“I was enjoying the book until Jennfer Crusie started using my Lords name is Vain!!!! Why? What was the point? You spoke blasphemy about God !!!!!! Not just once but over & over again!!! I couldn’t take it any more!!!! Shame on you!!! I’ll never read another one of your books!!!!!!”
“Pretty amateur attempt at a rom-rom story. Characters were predictable and somewhat annoying. A lot of the dialog was pointless and did nothing to further the story. Lots of clear attempts to be “funny” but most fell flat. First book by this author and I guess I’m not a fan.”
Some of those are clearly Not My Readers and that’s fine. The ones that are interesting are the ones that saw Min as body-shamed and a man-hater. As I remember (it’s been awhile since I wrote the book), the only person who body-shamed Min was her mother, clearly not somebody the book thought was a good person, and I have no recollection of Min hating men in general. I think that’s a function of hitting a sore spot in a reader, which you cannot avoid–even if I could write a book that wouldn’t upset anybody, it would be about three pages long and people would complain because it was boring–but I do think it’s a good idea to consider if the things you’re saying are (a) controversial or hurtful and then (b) necessary to the book. A lot of people are going to be unhappy about Nita’s pro-immigration stance, but it’s necessary to the book. There are times, however, when my need for snappy patter overcomes my common sense.
I got one reader letter on Bet Me right after it came out, a very polite letter, talking about how one throwaway line in the book had hurt her, the one about how every woman in the room with a working ovary looked at Cal and wanted him, or something dumb like that. The reader who wrote couldn’t get pregnant, and she’d picked up my book as a solace, and I’d kicked her in the teeth. She was very nice about it, she didn’t say I shouldn’t have written the line, but her pain was clear, and it happened because of a stupid throwaway line that the book didn’t need. I never thought about it even though one of my best friends has mourned her infertility her entire life. I should have known. If I could take that line out, I would.
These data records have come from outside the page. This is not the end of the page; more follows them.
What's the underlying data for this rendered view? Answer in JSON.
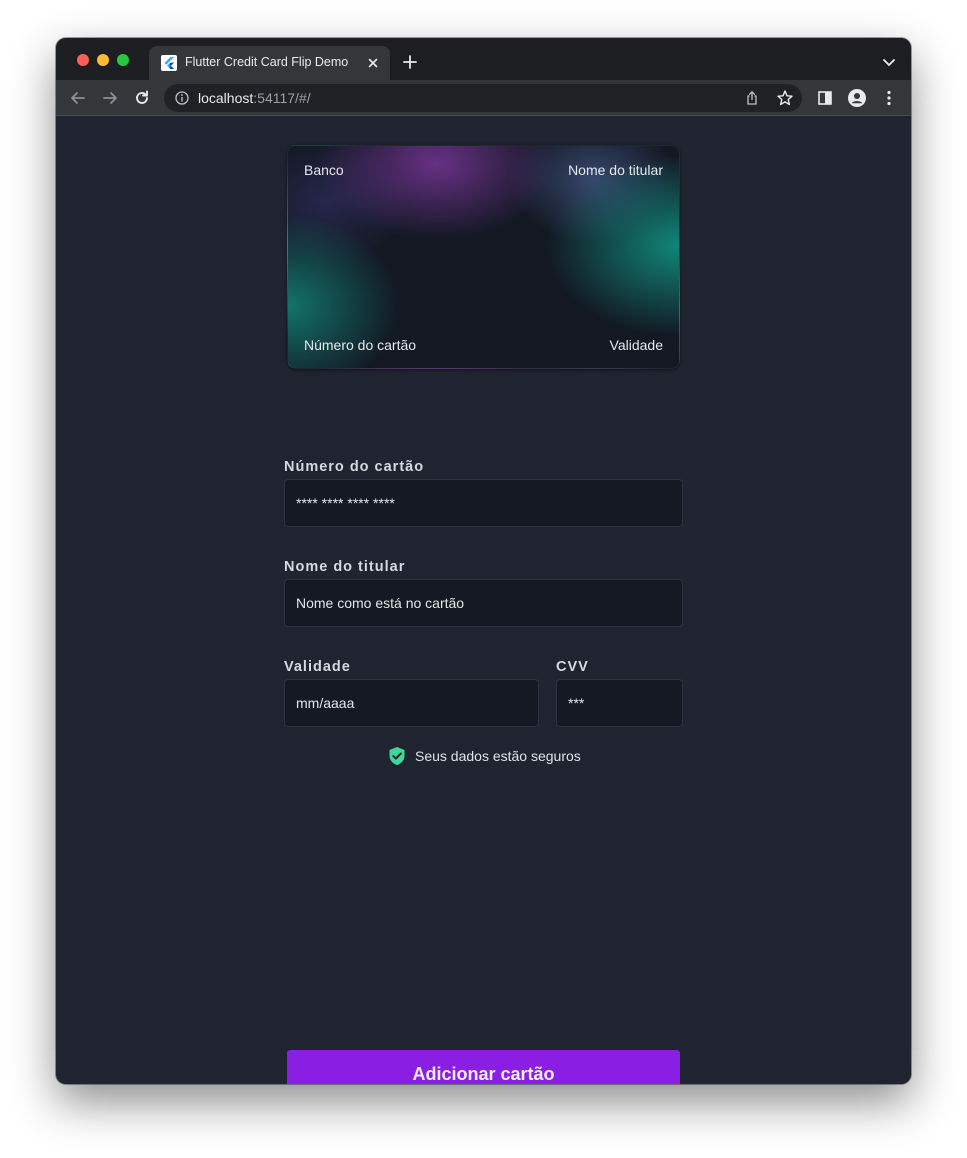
{
  "browser": {
    "tab_title": "Flutter Credit Card Flip Demo",
    "url_host": "localhost",
    "url_rest": ":54117/#/"
  },
  "card": {
    "bank": "Banco",
    "holder_name": "Nome do titular",
    "number": "Número do cartão",
    "expiry": "Validade"
  },
  "form": {
    "card_number": {
      "label": "Número do cartão",
      "placeholder": "**** **** **** ****"
    },
    "holder": {
      "label": "Nome do titular",
      "placeholder": "Nome como está no cartão"
    },
    "expiry": {
      "label": "Validade",
      "placeholder": "mm/aaaa"
    },
    "cvv": {
      "label": "CVV",
      "placeholder": "***"
    }
  },
  "security_note": "Seus dados estão seguros",
  "submit_label": "Adicionar cartão",
  "colors": {
    "background": "#1f2430",
    "accent": "#8a1fe3",
    "shield": "#3fd69a"
  },
  "icons": [
    "back-arrow-icon",
    "forward-arrow-icon",
    "reload-icon",
    "info-icon",
    "share-icon",
    "star-icon",
    "side-panel-icon",
    "profile-icon",
    "kebab-menu-icon",
    "shield-check-icon",
    "flutter-icon"
  ]
}
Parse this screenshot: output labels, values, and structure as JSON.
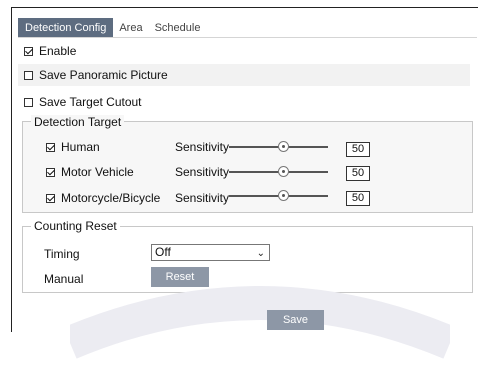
{
  "tabs": [
    {
      "label": "Detection Config",
      "active": true
    },
    {
      "label": "Area",
      "active": false
    },
    {
      "label": "Schedule",
      "active": false
    }
  ],
  "enable": {
    "label": "Enable",
    "checked": true
  },
  "save_panoramic": {
    "label": "Save Panoramic Picture",
    "checked": false
  },
  "save_target": {
    "label": "Save Target Cutout",
    "checked": false
  },
  "detection_target": {
    "title": "Detection Target",
    "items": [
      {
        "label": "Human",
        "checked": true,
        "sensitivity_label": "Sensitivity",
        "value": "50"
      },
      {
        "label": "Motor Vehicle",
        "checked": true,
        "sensitivity_label": "Sensitivity",
        "value": "50"
      },
      {
        "label": "Motorcycle/Bicycle",
        "checked": true,
        "sensitivity_label": "Sensitivity",
        "value": "50"
      }
    ]
  },
  "counting_reset": {
    "title": "Counting Reset",
    "timing_label": "Timing",
    "timing_value": "Off",
    "manual_label": "Manual",
    "reset_label": "Reset"
  },
  "save_label": "Save",
  "colors": {
    "active_tab": "#5d6c80",
    "button": "#8d97a6",
    "row_shade": "#f2f2f2"
  }
}
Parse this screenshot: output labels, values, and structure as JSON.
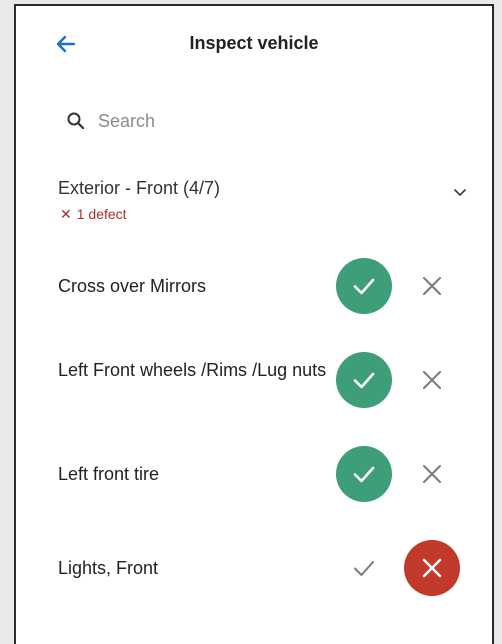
{
  "header": {
    "title": "Inspect vehicle",
    "back_icon": "arrow-left-icon"
  },
  "search": {
    "placeholder": "Search",
    "value": ""
  },
  "section": {
    "title": "Exterior - Front (4/7)",
    "defect_mark": "✕",
    "defect_text": "1 defect",
    "expanded": true
  },
  "items": [
    {
      "label": "Cross over Mirrors",
      "status": "pass"
    },
    {
      "label": "Left Front  wheels /Rims /Lug nuts",
      "status": "pass"
    },
    {
      "label": "Left front tire",
      "status": "pass"
    },
    {
      "label": "Lights, Front",
      "status": "fail"
    }
  ],
  "colors": {
    "accent_blue": "#1a6fcf",
    "pass_green": "#3d9e78",
    "fail_red": "#c0392b",
    "defect_text": "#b32a2a",
    "icon_gray": "#7a7a7a"
  }
}
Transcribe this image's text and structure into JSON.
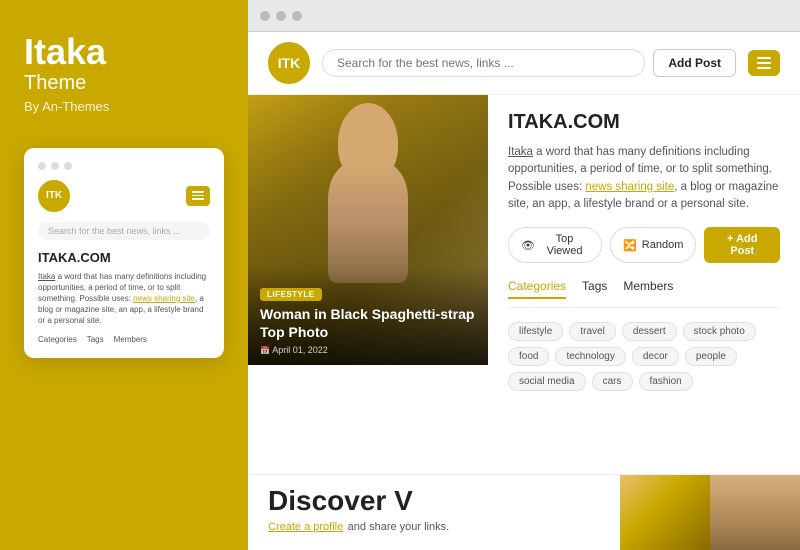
{
  "left": {
    "title": "Itaka",
    "subtitle": "Theme",
    "by": "By An-Themes",
    "logo": "ITK",
    "mini_search_placeholder": "Search for the best news, links ...",
    "mini_site_title": "ITAKA.COM",
    "mini_body_text": "Itaka a word that has many definitions including opportunities, a period of time, or to split something. Possible uses: news sharing site, a blog or magazine site, an app, a lifestyle brand or a personal site.",
    "mini_link": "news sharing site",
    "mini_tabs": [
      "Categories",
      "Tags",
      "Members"
    ]
  },
  "browser": {
    "dots": [
      "dot1",
      "dot2",
      "dot3"
    ]
  },
  "site": {
    "logo": "ITK",
    "search_placeholder": "Search for the best news, links ...",
    "add_post_label": "Add Post",
    "hero": {
      "badge": "LIFESTYLE",
      "title": "Woman in Black Spaghetti-strap Top Photo",
      "date": "April 01, 2022"
    },
    "info": {
      "site_name": "ITAKA.COM",
      "description_part1": "Itaka",
      "description_part2": " a word that has many definitions including opportunities, a period of time, or to split something. Possible uses: ",
      "link": "news sharing site",
      "description_part3": ", a blog or magazine site, an app, a lifestyle brand or a personal site.",
      "btn_top_viewed": "Top Viewed",
      "btn_random": "Random",
      "btn_add_post": "+ Add Post",
      "tabs": [
        "Categories",
        "Tags",
        "Members"
      ],
      "active_tab": "Categories",
      "tags": [
        "lifestyle",
        "travel",
        "dessert",
        "stock photo",
        "food",
        "technology",
        "decor",
        "people",
        "social media",
        "cars",
        "fashion"
      ]
    },
    "discover": {
      "heading": "Discover V",
      "sub": "Create a profile",
      "sub_rest": " and share your links."
    }
  }
}
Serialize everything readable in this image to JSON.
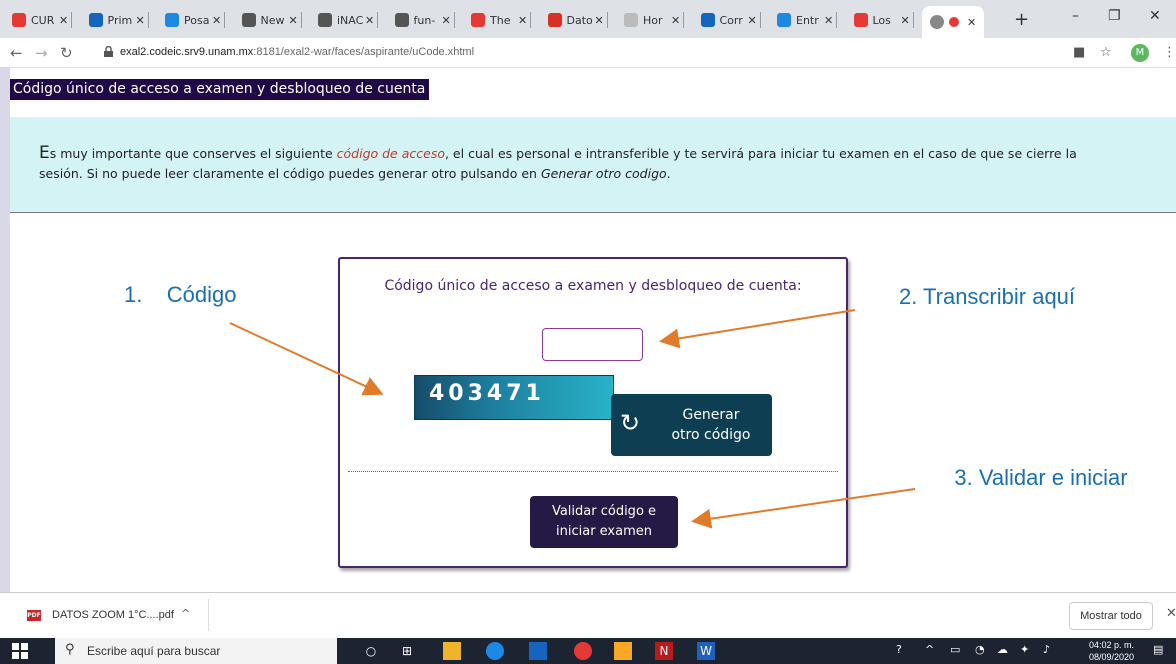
{
  "browser": {
    "tabs": [
      {
        "title": "CUR",
        "color": "#e53935"
      },
      {
        "title": "Prim",
        "color": "#1565c0"
      },
      {
        "title": "Posa",
        "color": "#1e88e5"
      },
      {
        "title": "New",
        "color": "#555555"
      },
      {
        "title": "iNAC",
        "color": "#555555"
      },
      {
        "title": "fun-",
        "color": "#555555"
      },
      {
        "title": "The",
        "color": "#e53935"
      },
      {
        "title": "Dato",
        "color": "#d93025"
      },
      {
        "title": "Hor",
        "color": "#bbbbbb"
      },
      {
        "title": "Corr",
        "color": "#1565c0"
      },
      {
        "title": "Entr",
        "color": "#1e88e5"
      },
      {
        "title": "Los",
        "color": "#e53935"
      }
    ],
    "close_glyph": "✕",
    "new_tab_glyph": "+",
    "url_host": "exal2.codeic.srv9.unam.mx",
    "url_rest": ":8181/exal2-war/faces/aspirante/uCode.xhtml",
    "avatar_letter": "M"
  },
  "page": {
    "heading": "Código único de acceso a examen y desbloqueo de cuenta",
    "notice": {
      "first_letter": "E",
      "part1": "s muy importante que conserves el siguiente ",
      "highlight": "código de acceso",
      "part2": ", el cual es personal e intransferible y te servirá para iniciar tu examen en el caso de que se cierre la sesión. Si no puede leer claramente el código puedes generar otro pulsando en ",
      "italic": "Generar otro codigo",
      "part3": "."
    },
    "card": {
      "title": "Código único de acceso a examen y desbloqueo de cuenta:",
      "input_value": "",
      "captcha_code": "403471",
      "regen_label_line1": "Generar",
      "regen_label_line2": "otro código",
      "validate_line1": "Validar código e",
      "validate_line2": "iniciar examen"
    }
  },
  "annotations": {
    "step1": "1.    Código",
    "step2": "2. Transcribir aquí",
    "step3": "3. Validar e iniciar",
    "arrow_color": "#e07b2a"
  },
  "downloads": {
    "file_name": "DATOS ZOOM 1°C....pdf",
    "file_badge": "PDF",
    "show_all": "Mostrar todo"
  },
  "taskbar": {
    "search_placeholder": "Escribe aquí para buscar",
    "time": "04:02 p. m.",
    "date": "08/09/2020"
  }
}
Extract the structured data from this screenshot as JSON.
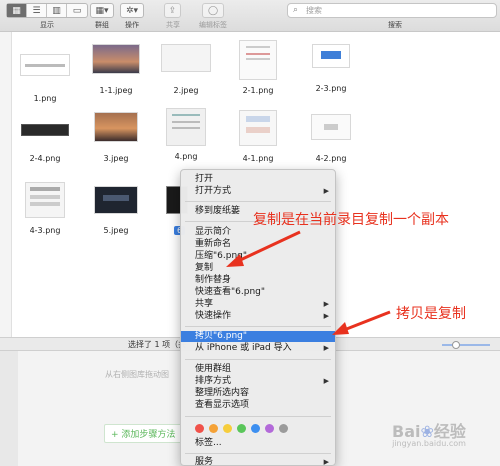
{
  "toolbar": {
    "view_label": "显示",
    "group_label": "群组",
    "action_label": "操作",
    "share_label": "共享",
    "edit_tags_label": "编辑标签",
    "search_placeholder": "搜索",
    "search_label": "搜索"
  },
  "files": [
    {
      "name": "1.png"
    },
    {
      "name": "1-1.jpeg"
    },
    {
      "name": "2.jpeg"
    },
    {
      "name": "2-1.png"
    },
    {
      "name": "2-3.png"
    },
    {
      "name": "2-4.png"
    },
    {
      "name": "3.jpeg"
    },
    {
      "name": "4.png"
    },
    {
      "name": "4-1.png"
    },
    {
      "name": "4-2.png"
    },
    {
      "name": "4-3.png"
    },
    {
      "name": "5.jpeg"
    },
    {
      "name": "6"
    }
  ],
  "status": {
    "selection_text": "选择了 1 项（共"
  },
  "background_page": {
    "hint": "从右侧图库拖动图",
    "add_step": "+ 添加步骤方法"
  },
  "menu": {
    "items": [
      {
        "label": "打开",
        "submenu": false
      },
      {
        "label": "打开方式",
        "submenu": true
      },
      {
        "label": "移到废纸篓",
        "submenu": false
      },
      {
        "label": "显示简介",
        "submenu": false
      },
      {
        "label": "重新命名",
        "submenu": false
      },
      {
        "label": "压缩\"6.png\"",
        "submenu": false
      },
      {
        "label": "复制",
        "submenu": false
      },
      {
        "label": "制作替身",
        "submenu": false
      },
      {
        "label": "快速查看\"6.png\"",
        "submenu": false
      },
      {
        "label": "共享",
        "submenu": true
      },
      {
        "label": "快速操作",
        "submenu": true
      },
      {
        "label": "拷贝\"6.png\"",
        "submenu": false,
        "selected": true
      },
      {
        "label": "从 iPhone 或 iPad 导入",
        "submenu": true
      },
      {
        "label": "使用群组",
        "submenu": false
      },
      {
        "label": "排序方式",
        "submenu": true
      },
      {
        "label": "整理所选内容",
        "submenu": false
      },
      {
        "label": "查看显示选项",
        "submenu": false
      },
      {
        "label": "标签...",
        "submenu": false
      },
      {
        "label": "服务",
        "submenu": true
      }
    ],
    "tag_colors": [
      "#f0524a",
      "#f5a237",
      "#f6cd3c",
      "#5ac65a",
      "#3d8ff0",
      "#b36ad9",
      "#9b9b9b"
    ]
  },
  "annotations": {
    "copy_note": "复制是在当前录目复制一个副本",
    "duplicate_note": "拷贝是复制"
  },
  "watermark": {
    "brand": "Baidu 经验",
    "sub": "jingyan.baidu.com"
  }
}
And yes, I know some reviews have ulterior motives, but that’s the reviewer’s problem. I gave a speech to RWA once, two thousand people in a ballroom, in which I said that I hated three star reviews because they basically looked at my book and said, “Meh.” I said, “Get back in here and give me my one star, damn it.” Less than twenty-four hours later somebody posted a three-star review that said, “Jenny says she hates three star reviews, but . . .” That person has issues that are not about my book. Those reviews I skip.
But 99% of them are valuable as insights into readers (my books) and the books I’m thinking about reading (other people’s books). So here’s a question: how do you read reviews? How do you sort out which are helpful and which are somebody bleeding their personal issues onto the book? What are the dealbreaker review points* for you, the things that will make you say “Nope” and not even look at the sample? (Always read the sample)
How do you read reviews?
*I just realized I don’t have any deal breaker review points. But give me a BookBub blurb that says “billionaire” or “mate” and I’m gone.